There are a lot of things to consider when you decide to store your car, or any other vehicle, for a season or longer. This is especially true when you are storing your car for the winter. Here are just a few tips and suggestions for getting ready to store your vehicle for the winter.


Any fluids that might freeze should be removed or improved. What I mean by that is some cars, like our old Model A Ford, can run perfectly fine during the summer months using water in the radiator (no radiator fluid).  However, I don’t suggest it. When storing it for the winter, I purchased a radiator fluid tester and found the fluid was only good down to 30 degrees Fahrenheit or so. Not good in our harsh, Midwest winters.  So, I flushed the radiator and put in a good mix of radiator fluid.

Other fluids that might freeze include improper window washing fluid. In the summer, you can certainly put clean water in your window washing fluid reservoir to clean your windows. This is a cheap choice.  But in the winter, the water can freeze and crack the lines. So make sure you empty all of the water, or better yet, fill the windshield washer fluid reservoir with a good, non-freezing window washer fluid.  Make sure also to run the window washer fluid enough to run out all of the water.
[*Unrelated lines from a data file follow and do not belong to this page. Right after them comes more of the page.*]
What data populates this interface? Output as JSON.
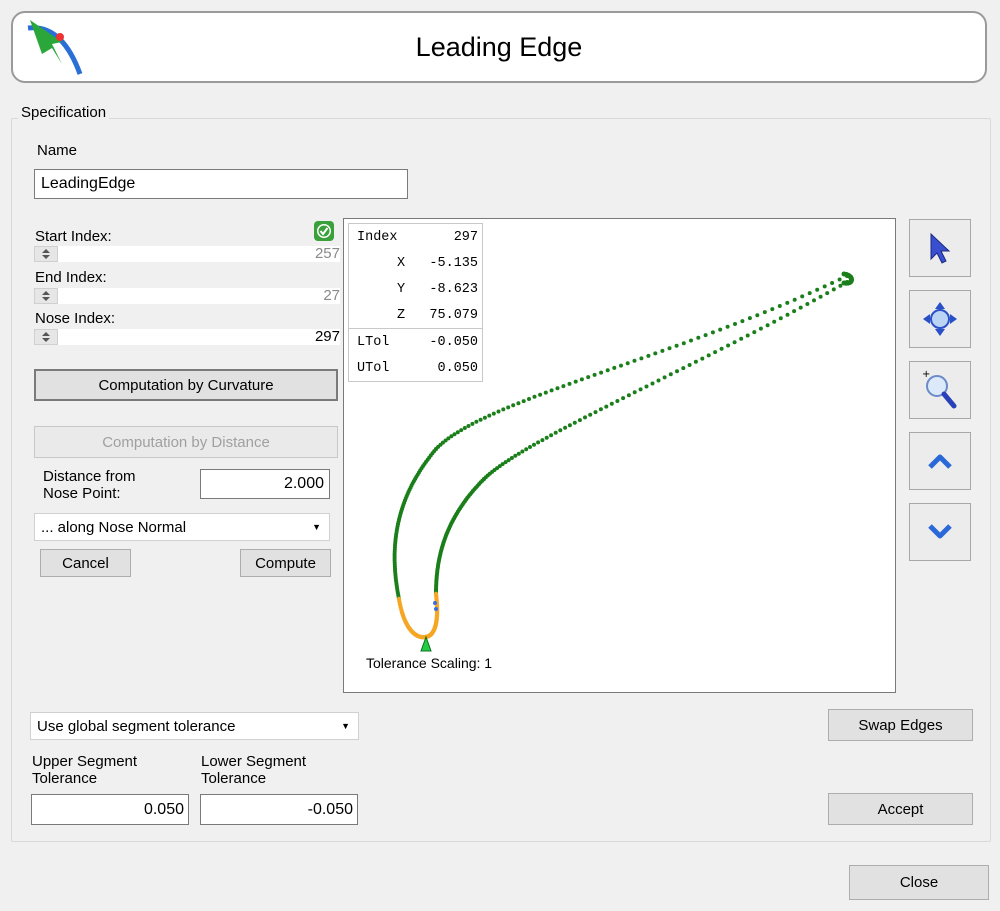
{
  "title": "Leading Edge",
  "groupbox_label": "Specification",
  "name": {
    "label": "Name",
    "value": "LeadingEdge"
  },
  "indices": {
    "start": {
      "label": "Start Index:",
      "value": "257"
    },
    "end": {
      "label": "End Index:",
      "value": "27"
    },
    "nose": {
      "label": "Nose Index:",
      "value": "297"
    }
  },
  "buttons": {
    "curvature": "Computation by Curvature",
    "distance": "Computation by Distance",
    "cancel": "Cancel",
    "compute": "Compute",
    "swap": "Swap Edges",
    "accept": "Accept",
    "close": "Close"
  },
  "distance": {
    "label_line1": "Distance from",
    "label_line2": "Nose Point:",
    "value": "2.000"
  },
  "normal_select": {
    "value": "... along Nose Normal"
  },
  "tolerance_select": {
    "value": "Use global segment tolerance"
  },
  "upper_tol": {
    "label_line1": "Upper Segment",
    "label_line2": "Tolerance",
    "value": "0.050"
  },
  "lower_tol": {
    "label_line1": "Lower Segment",
    "label_line2": "Tolerance",
    "value": "-0.050"
  },
  "info": {
    "index_label": "Index",
    "index": "297",
    "x_label": "X",
    "x": "-5.135",
    "y_label": "Y",
    "y": "-8.623",
    "z_label": "Z",
    "z": "75.079",
    "ltol_label": "LTol",
    "ltol": "-0.050",
    "utol_label": "UTol",
    "utol": "0.050"
  },
  "tolerance_scaling": "Tolerance Scaling: 1",
  "toolbar_icons": [
    "select-arrow-icon",
    "pan-icon",
    "zoom-icon",
    "chevron-up-icon",
    "chevron-down-icon"
  ],
  "colors": {
    "edge_green": "#1a7f1a",
    "leading_orange": "#f5a623",
    "nose_marker": "#22cc44"
  }
}
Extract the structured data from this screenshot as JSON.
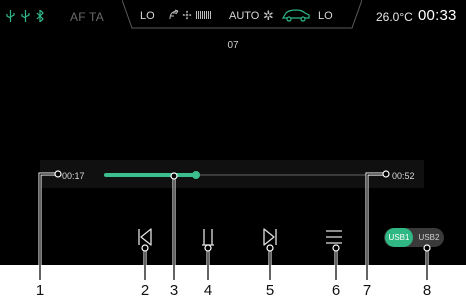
{
  "status_bar": {
    "icons": [
      "usb-icon",
      "usb-icon",
      "bluetooth-icon"
    ],
    "af_ta": "AF TA",
    "climate": {
      "left_temp": "LO",
      "fan_mode": "fan-recirc-icon",
      "fan_level": 7,
      "auto_label": "AUTO",
      "ac_icon": "ac-sun-icon",
      "car_icon": "car-airflow-icon",
      "right_temp": "LO"
    },
    "outside_temp": "26.0°C",
    "clock": "00:33"
  },
  "player": {
    "track_number": "07",
    "elapsed": "00:17",
    "total": "00:52",
    "progress": 0.33,
    "controls": {
      "prev": "previous-track-icon",
      "play_pause": "pause-icon",
      "next": "next-track-icon",
      "list": "playlist-icon"
    },
    "source": {
      "options": [
        "USB1",
        "USB2"
      ],
      "active": "USB1"
    }
  },
  "callouts": [
    "1",
    "2",
    "3",
    "4",
    "5",
    "6",
    "7",
    "8"
  ],
  "colors": {
    "accent": "#3dbf8d",
    "background": "#000000",
    "track": "#3a3a3a"
  }
}
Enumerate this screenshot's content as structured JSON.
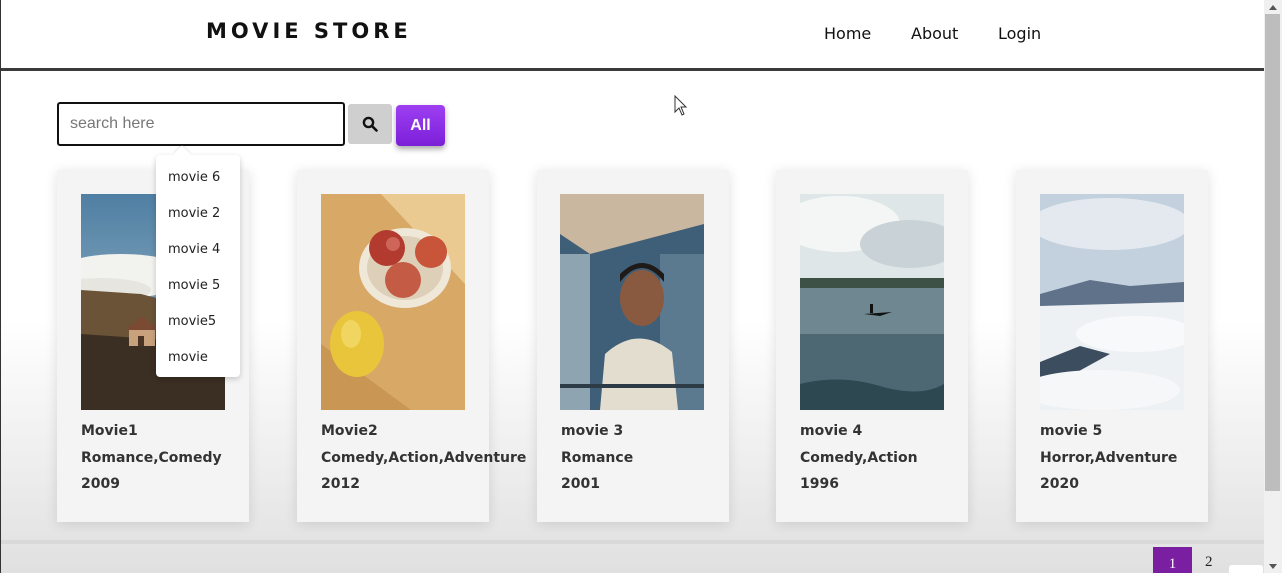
{
  "header": {
    "brand": "MOVIE STORE",
    "nav": [
      {
        "label": "Home"
      },
      {
        "label": "About"
      },
      {
        "label": "Login"
      }
    ]
  },
  "search": {
    "placeholder": "search here",
    "value": "",
    "search_icon": "search-icon",
    "all_label": "All"
  },
  "dropdown": {
    "items": [
      "movie 6",
      "movie 2",
      "movie 4",
      "movie 5",
      "movie5",
      "movie"
    ]
  },
  "movies": [
    {
      "name": "Movie1",
      "genre": "Romance,Comedy",
      "year": "2009"
    },
    {
      "name": "Movie2",
      "genre": "Comedy,Action,Adventure",
      "year": "2012"
    },
    {
      "name": "movie 3",
      "genre": "Romance",
      "year": "2001"
    },
    {
      "name": "movie 4",
      "genre": "Comedy,Action",
      "year": "1996"
    },
    {
      "name": "movie 5",
      "genre": "Horror,Adventure",
      "year": "2020"
    }
  ],
  "pagination": {
    "pages": [
      "1",
      "2"
    ],
    "current": "1"
  },
  "colors": {
    "accent": "#8e2de2",
    "page_active": "#7b1fa2",
    "header_border": "#3a3a3a"
  }
}
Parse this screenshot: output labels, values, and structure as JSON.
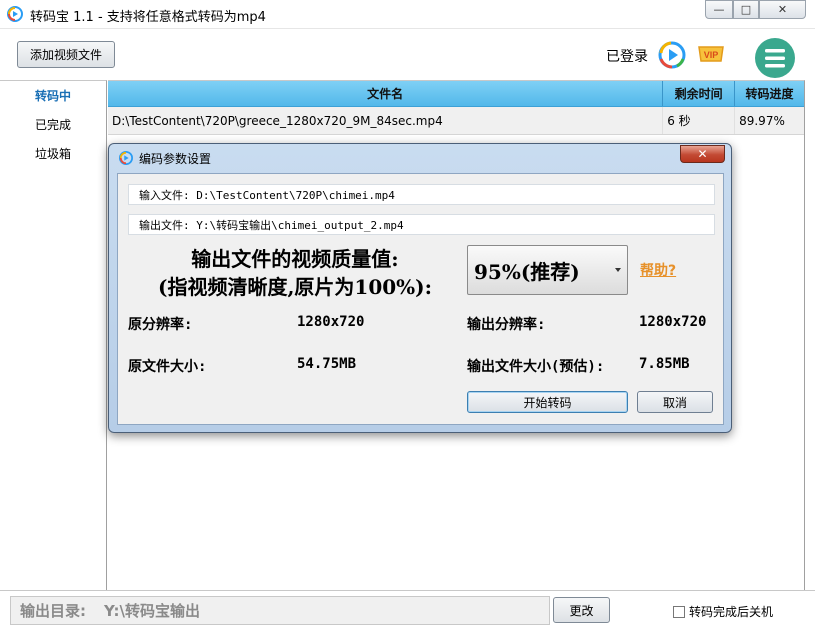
{
  "window": {
    "title": "转码宝 1.1 - 支持将任意格式转码为mp4",
    "minimize": "—",
    "maximize": "□",
    "close": "✕"
  },
  "toolbar": {
    "add_video": "添加视频文件",
    "login_status": "已登录",
    "vip_badge": "VIP"
  },
  "sidebar": {
    "items": [
      {
        "label": "转码中"
      },
      {
        "label": "已完成"
      },
      {
        "label": "垃圾箱"
      }
    ]
  },
  "table": {
    "columns": [
      "文件名",
      "剩余时间",
      "转码进度"
    ],
    "rows": [
      {
        "file": "D:\\TestContent\\720P\\greece_1280x720_9M_84sec.mp4",
        "remaining": "6 秒",
        "progress": "89.97%"
      }
    ]
  },
  "bottom": {
    "output_label": "输出目录:",
    "output_path": "Y:\\转码宝输出",
    "change_button": "更改",
    "shutdown_label": "转码完成后关机"
  },
  "dialog": {
    "title": "编码参数设置",
    "close": "✕",
    "input_file": "输入文件: D:\\TestContent\\720P\\chimei.mp4",
    "output_file": "输出文件: Y:\\转码宝输出\\chimei_output_2.mp4",
    "quality_label_line1": "输出文件的视频质量值:",
    "quality_label_line2": "(指视频清晰度,原片为100%):",
    "quality_value": "95%(推荐)",
    "help_link": "帮助?",
    "orig_res_label": "原分辨率:",
    "orig_res_value": "1280x720",
    "out_res_label": "输出分辨率:",
    "out_res_value": "1280x720",
    "orig_size_label": "原文件大小:",
    "orig_size_value": "54.75MB",
    "out_size_label": "输出文件大小(预估):",
    "out_size_value": "7.85MB",
    "start_button": "开始转码",
    "cancel_button": "取消"
  },
  "colors": {
    "header_blue": "#52b8ea",
    "active_tab": "#1a6fb5",
    "help_orange": "#e7912a",
    "menu_green": "#3aa88e"
  }
}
Any water in the gas tank can freeze too. This obviously should be avoided. I recommend either storing the car with minimum gas in the tank or using a stabilizing additive. Either way, water can, and does, seep into the gas tank naturally over time, so be aware of this.

Get the Tires up, off the Ground

There is some degree of debate over whether or not you really need to get the tires off of the ground. If you are storing the car for more than a few years, I recommend that you put the car on blocks (or other solid stands) to get the tires off of the concrete. Some higher-end storage facilities have vinyl or painted floors that are better for your tires than cement floors.

It’s especially good to keep the tires off the floor if you have tires that are older. Older tires can “cup” or otherwise deform over time. Although, this is usually not something that happens if you are storing the car for a short period; say one or two seasons.

Take Care of the Battery

You can either disconnect the battery or put it on a trickle charger (if you have power).  Older cars that have limited or no computers should have no problem having the battery disconnected. However, if you are concerned and you have power, it’s good to have a trickle charger on the battery to keep it in peak condition.

There are also “quick disconnects” for car batteries.  They are essentially terminals that attach to your battery. With a twist of the dial, you can disconnect the battery and reconnect it with another twist.


This is just a limited list of things to keep in mind when preparing your car for storage. Be sure to talk with your storage facility manager to make sure you properly prepare your vehicle.


Written by Gary Pradel